One of his key mentors was former Stillwater High School swim coach Elmer “Grandpa” Luke, the father of his current coach, Brian Luke. “What he’s taught me most of all is that swimming is really a mental game, more so than physical. You will have fatigue and pain, but if you get your mind really set to deal with it, you can do amazing things ... Your mind puts limits on yourself. But whatever your mind believes you can do, your body can follow through,” says Busse, who hopes to someday swim in college, preferably at the Division I level.
Stillwater, Nordic Skiing
Josh Albrecht’s earliest and probably most influential coach was his mother, Bonnie Weiskopf. She is a competitive skier who, while at Western State Colorado University, won nine National Collegiate Ski Association titles. His father John Albrecht competed as a speed skater on the U.S. national team in the late ’80s and early ’90s.

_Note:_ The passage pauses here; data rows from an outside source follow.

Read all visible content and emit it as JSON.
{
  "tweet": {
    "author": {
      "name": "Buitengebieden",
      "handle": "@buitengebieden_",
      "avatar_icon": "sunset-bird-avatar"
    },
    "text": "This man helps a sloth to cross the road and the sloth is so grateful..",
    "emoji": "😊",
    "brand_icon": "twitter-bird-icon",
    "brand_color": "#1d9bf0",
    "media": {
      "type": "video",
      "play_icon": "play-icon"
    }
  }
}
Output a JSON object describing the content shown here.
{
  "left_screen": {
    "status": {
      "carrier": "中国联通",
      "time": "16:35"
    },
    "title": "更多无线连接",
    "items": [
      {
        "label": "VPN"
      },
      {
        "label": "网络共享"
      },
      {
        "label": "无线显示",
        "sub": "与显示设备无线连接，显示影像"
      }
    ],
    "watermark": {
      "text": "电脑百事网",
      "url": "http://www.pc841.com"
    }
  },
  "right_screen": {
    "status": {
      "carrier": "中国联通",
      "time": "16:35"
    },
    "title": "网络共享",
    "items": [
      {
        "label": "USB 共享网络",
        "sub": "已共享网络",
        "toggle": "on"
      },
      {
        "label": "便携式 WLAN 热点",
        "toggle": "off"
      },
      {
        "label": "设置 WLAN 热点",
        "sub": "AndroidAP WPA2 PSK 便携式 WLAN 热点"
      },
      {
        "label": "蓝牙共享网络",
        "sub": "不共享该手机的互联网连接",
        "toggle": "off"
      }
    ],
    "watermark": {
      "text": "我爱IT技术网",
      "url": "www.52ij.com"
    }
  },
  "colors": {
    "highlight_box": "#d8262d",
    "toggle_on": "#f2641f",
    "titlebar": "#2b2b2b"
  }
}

Josh says his mother is a stickler for learning proper technique, which is the key to performing well: “When she sees a skier with poor technique, she says, ‘They have a lot of potential.’” Stillwater boys coach Torry Kraftson also has been a big help with mental preparation and coming up with a plan to handle terrain challenges, Josh says: “Before a big race, he walks us through the course (verbally), the whole day. He talks to us as if we are doing it on the course.”
At 5-foot-3 (a diminutive height his mom says is due to a congenital growth delay), Josh says his size disadvantage actually has been an advantage, spurring him to work harder to compete with—and often beat—taller skiers. This past season, Josh helped his team take first place in the suburban east conference and second place in the state. In the latter event, he won the 5K classic race and finished second overall as an individual.